But she warns that none of this is easy for retailers as shown by recent research from IGD. It found that of 134 companies surveyed 89 per cent had a corporate policy on sustainability but only 17 per cent had been able to break it down into targets. “The biggest challenge is converting a policy into a plan,” says Denney-Finch.

What will help UK-based retailers is the finding from an IGD survey of 4,000 consumers that British shoppers are the most ethically active in Europe. As many as 41 per cent of people in the UK are dedicated ethical shoppers, compared with 34 per cent in Germany and the Netherlands, 31 per cent in France, and a lowly 12 per cent in Spain.

Denney-Finch suggests the research shows that it is unlikely the current downturn will result in people ceasing to shop ethically. “These shoppers are more affluent and they won't abandon their deep-seated principles. During hard times it may slow things down but it won't stop it,” she forecasts.

One potential blockage to growth in ethical shopping is price, with 54 per cent of those surveyed believing it to be a barrier. One way of ensuring consumers continue buying such goods (whatever the cost) is through 'choice editing' by retailers but this is a hard decision for merchants to make.

In the UK there is a divided view among consumers on whether retailers should go down this route, while elsewhere in Europe consumers are against it, preferring to make the choices themselves and not have the retailer make it for them.

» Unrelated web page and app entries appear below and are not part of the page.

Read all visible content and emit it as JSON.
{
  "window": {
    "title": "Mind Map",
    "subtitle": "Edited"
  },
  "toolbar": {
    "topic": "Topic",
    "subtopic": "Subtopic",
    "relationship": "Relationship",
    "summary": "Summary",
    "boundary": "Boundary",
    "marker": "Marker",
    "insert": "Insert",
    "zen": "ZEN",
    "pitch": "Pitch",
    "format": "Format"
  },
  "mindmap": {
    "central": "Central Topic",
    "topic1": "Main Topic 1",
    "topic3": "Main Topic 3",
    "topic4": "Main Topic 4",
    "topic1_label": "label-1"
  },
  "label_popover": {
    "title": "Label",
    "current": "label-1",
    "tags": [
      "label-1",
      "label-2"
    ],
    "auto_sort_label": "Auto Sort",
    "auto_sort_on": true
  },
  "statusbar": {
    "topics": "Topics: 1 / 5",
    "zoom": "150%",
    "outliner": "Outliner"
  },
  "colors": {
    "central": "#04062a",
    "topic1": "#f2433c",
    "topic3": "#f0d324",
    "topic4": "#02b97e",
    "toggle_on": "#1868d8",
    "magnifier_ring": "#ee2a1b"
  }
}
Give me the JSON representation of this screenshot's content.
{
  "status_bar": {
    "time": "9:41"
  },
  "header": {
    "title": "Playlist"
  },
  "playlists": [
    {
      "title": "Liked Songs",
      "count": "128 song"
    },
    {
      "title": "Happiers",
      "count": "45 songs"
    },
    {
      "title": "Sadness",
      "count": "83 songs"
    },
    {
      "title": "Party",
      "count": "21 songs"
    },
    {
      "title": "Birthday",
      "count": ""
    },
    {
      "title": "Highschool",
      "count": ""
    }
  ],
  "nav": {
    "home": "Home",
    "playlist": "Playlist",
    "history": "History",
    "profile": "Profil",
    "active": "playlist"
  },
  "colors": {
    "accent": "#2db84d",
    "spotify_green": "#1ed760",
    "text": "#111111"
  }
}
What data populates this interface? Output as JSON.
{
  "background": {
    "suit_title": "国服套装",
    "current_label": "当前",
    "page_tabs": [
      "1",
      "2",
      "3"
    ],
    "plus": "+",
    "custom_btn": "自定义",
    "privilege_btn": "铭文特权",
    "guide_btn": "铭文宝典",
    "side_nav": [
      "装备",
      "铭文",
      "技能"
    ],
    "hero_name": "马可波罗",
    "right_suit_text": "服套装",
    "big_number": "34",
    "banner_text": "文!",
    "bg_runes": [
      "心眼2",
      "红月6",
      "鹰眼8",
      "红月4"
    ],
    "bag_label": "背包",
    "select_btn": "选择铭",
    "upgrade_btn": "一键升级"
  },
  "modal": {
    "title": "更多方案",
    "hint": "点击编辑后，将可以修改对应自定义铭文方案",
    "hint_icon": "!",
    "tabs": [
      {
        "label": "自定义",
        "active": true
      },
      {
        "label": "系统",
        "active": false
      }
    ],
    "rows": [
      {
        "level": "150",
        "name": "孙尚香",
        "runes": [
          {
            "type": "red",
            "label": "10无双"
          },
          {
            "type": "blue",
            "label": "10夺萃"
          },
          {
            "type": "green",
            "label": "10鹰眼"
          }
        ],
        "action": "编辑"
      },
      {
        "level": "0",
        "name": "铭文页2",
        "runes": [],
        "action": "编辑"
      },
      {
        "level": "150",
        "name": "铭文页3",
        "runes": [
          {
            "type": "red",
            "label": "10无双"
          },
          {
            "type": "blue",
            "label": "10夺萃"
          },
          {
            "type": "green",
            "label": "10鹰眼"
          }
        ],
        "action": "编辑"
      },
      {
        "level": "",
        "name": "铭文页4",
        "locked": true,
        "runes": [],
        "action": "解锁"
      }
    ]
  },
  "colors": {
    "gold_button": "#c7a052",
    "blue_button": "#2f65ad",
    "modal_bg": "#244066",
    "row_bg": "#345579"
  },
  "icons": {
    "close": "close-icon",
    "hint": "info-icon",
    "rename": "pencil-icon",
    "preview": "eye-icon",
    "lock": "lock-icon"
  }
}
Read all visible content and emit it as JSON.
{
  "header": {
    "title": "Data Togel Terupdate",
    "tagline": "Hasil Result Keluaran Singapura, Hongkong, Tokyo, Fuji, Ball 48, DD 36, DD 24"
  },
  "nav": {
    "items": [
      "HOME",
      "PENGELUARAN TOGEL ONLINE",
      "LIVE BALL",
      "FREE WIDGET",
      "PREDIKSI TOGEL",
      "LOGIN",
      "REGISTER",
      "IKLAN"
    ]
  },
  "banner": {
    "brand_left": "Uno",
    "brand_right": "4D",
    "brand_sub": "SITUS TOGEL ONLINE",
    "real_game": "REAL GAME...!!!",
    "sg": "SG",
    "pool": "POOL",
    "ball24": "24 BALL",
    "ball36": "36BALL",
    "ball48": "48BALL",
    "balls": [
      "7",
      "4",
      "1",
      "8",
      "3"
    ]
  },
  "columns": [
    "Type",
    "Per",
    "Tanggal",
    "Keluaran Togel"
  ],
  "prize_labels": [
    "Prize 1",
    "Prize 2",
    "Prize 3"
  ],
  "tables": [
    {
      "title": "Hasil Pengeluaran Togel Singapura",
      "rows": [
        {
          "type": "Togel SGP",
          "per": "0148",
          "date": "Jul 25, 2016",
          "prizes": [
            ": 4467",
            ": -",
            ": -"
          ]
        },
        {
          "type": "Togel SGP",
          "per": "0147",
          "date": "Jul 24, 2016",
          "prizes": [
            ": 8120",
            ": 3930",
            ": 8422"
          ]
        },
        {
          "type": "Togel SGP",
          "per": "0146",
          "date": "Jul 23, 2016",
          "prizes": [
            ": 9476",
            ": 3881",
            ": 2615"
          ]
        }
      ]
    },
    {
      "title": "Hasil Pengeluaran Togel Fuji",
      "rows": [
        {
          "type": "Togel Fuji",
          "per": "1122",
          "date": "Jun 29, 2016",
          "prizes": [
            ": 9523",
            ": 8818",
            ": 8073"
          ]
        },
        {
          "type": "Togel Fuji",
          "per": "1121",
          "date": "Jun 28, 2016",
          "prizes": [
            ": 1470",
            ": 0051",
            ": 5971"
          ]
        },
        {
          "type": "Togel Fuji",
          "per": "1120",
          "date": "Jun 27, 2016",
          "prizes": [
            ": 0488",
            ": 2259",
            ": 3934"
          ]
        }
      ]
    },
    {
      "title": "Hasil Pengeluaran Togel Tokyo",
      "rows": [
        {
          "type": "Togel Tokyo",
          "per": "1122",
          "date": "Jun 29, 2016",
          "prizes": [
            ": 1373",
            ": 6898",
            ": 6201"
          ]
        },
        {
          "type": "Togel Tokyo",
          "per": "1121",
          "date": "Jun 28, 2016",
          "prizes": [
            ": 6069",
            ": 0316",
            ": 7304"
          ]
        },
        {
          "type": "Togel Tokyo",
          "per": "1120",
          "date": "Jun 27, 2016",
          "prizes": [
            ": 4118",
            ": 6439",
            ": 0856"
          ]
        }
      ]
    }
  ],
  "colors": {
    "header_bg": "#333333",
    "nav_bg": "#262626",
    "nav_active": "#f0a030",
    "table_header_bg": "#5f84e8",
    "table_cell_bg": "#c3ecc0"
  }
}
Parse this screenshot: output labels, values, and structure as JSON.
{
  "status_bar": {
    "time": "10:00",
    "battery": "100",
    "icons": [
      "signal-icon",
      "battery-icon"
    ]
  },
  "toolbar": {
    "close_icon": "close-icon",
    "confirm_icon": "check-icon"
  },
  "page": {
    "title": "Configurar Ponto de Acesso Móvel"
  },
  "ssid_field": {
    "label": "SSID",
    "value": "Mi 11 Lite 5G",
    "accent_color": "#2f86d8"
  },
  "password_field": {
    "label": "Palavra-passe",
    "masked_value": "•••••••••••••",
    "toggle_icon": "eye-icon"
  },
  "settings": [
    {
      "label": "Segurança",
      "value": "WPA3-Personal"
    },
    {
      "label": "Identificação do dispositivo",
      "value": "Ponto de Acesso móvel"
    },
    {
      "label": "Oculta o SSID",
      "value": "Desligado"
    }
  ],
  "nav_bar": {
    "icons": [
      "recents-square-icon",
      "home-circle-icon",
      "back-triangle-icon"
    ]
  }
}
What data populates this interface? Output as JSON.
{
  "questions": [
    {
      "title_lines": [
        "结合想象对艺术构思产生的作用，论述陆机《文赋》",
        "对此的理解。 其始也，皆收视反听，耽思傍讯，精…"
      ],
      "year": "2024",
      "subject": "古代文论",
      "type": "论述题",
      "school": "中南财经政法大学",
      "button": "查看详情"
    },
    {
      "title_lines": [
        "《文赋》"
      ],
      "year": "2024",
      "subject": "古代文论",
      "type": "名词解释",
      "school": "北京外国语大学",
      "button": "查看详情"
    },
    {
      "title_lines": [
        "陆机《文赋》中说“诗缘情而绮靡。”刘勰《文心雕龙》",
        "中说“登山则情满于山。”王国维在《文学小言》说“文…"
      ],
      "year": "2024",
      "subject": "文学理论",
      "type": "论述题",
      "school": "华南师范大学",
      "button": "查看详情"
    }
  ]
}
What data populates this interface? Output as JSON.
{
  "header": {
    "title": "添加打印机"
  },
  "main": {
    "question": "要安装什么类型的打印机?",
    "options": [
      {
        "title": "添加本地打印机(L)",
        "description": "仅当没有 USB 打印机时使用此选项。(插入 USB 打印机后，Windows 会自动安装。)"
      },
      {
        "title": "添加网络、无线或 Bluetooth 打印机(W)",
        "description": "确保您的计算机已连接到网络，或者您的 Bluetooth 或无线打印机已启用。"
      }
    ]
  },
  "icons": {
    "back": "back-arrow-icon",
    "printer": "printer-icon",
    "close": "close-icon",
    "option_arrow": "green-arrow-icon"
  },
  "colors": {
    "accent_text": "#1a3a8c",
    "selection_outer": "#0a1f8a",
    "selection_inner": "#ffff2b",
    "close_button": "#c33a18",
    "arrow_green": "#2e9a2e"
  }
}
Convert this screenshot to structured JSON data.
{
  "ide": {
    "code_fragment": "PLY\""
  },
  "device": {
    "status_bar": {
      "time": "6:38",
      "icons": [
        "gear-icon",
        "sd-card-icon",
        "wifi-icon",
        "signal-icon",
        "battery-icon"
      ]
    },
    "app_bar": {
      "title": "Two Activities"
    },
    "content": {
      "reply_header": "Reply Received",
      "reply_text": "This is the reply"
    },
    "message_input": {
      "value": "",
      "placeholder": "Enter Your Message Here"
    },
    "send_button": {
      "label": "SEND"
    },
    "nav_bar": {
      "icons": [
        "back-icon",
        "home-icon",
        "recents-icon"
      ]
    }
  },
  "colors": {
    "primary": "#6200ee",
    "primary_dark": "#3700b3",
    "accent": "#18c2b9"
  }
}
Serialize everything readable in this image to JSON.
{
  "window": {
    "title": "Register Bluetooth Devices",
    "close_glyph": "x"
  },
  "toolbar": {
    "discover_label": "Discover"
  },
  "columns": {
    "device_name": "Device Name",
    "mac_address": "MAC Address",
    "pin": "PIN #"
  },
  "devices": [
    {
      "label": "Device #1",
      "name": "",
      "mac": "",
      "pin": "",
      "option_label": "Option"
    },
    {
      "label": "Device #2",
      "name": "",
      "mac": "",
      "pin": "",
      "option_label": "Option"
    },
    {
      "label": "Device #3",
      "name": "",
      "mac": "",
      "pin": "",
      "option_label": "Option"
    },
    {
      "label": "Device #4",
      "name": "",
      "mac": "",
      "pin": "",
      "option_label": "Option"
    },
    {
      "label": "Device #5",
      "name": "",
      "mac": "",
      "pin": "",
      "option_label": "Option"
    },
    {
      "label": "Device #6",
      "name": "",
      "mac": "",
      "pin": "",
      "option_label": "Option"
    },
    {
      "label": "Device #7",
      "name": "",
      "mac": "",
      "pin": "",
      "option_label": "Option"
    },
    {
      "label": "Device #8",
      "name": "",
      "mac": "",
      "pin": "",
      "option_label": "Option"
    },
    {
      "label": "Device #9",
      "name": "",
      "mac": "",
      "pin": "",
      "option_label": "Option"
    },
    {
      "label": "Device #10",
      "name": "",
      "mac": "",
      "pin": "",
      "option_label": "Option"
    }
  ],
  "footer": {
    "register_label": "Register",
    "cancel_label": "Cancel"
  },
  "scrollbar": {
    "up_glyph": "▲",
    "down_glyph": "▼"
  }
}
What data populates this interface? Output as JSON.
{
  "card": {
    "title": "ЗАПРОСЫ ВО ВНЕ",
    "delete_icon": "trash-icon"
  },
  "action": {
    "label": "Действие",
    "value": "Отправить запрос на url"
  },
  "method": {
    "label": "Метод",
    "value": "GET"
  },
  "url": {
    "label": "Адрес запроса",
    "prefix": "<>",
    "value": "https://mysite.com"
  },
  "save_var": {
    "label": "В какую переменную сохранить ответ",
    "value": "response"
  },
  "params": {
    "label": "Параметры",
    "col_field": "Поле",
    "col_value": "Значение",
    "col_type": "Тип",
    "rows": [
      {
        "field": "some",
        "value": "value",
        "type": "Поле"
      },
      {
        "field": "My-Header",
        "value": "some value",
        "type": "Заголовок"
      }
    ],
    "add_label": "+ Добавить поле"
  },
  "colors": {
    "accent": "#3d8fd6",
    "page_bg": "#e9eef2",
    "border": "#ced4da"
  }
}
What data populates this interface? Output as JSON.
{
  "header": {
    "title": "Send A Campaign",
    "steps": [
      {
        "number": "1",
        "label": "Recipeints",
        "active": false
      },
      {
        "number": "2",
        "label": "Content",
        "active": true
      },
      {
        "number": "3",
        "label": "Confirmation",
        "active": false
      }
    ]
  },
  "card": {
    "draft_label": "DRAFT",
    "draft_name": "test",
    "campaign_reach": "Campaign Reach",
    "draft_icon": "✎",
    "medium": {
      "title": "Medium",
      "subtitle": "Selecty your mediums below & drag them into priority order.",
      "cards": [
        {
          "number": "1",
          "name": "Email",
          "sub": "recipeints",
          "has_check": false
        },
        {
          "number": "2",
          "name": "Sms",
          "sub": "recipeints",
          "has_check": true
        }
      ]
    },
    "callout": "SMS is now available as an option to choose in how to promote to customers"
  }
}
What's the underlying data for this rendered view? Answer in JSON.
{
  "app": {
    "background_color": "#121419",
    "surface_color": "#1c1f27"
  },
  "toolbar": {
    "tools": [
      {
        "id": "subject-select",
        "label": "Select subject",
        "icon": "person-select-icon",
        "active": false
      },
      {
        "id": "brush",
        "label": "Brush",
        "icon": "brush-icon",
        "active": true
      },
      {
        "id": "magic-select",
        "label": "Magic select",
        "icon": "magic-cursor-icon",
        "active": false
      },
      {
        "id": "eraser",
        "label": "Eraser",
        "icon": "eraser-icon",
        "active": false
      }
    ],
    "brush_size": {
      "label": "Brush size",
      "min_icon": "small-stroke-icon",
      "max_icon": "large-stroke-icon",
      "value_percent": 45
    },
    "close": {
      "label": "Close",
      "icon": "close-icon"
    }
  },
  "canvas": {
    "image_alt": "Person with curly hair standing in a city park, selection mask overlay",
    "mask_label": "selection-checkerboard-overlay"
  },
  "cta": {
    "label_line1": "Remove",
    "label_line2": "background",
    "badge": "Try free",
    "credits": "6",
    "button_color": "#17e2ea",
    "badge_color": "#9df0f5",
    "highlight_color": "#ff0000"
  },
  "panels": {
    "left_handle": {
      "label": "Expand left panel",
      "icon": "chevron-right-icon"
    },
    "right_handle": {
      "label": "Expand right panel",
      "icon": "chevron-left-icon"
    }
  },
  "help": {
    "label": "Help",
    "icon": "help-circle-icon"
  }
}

Denney-finch forecasts more close partnerships between retailers and consumers will take place in the future as a way of helping merchants make the decisions on the choice of goods available in their stores.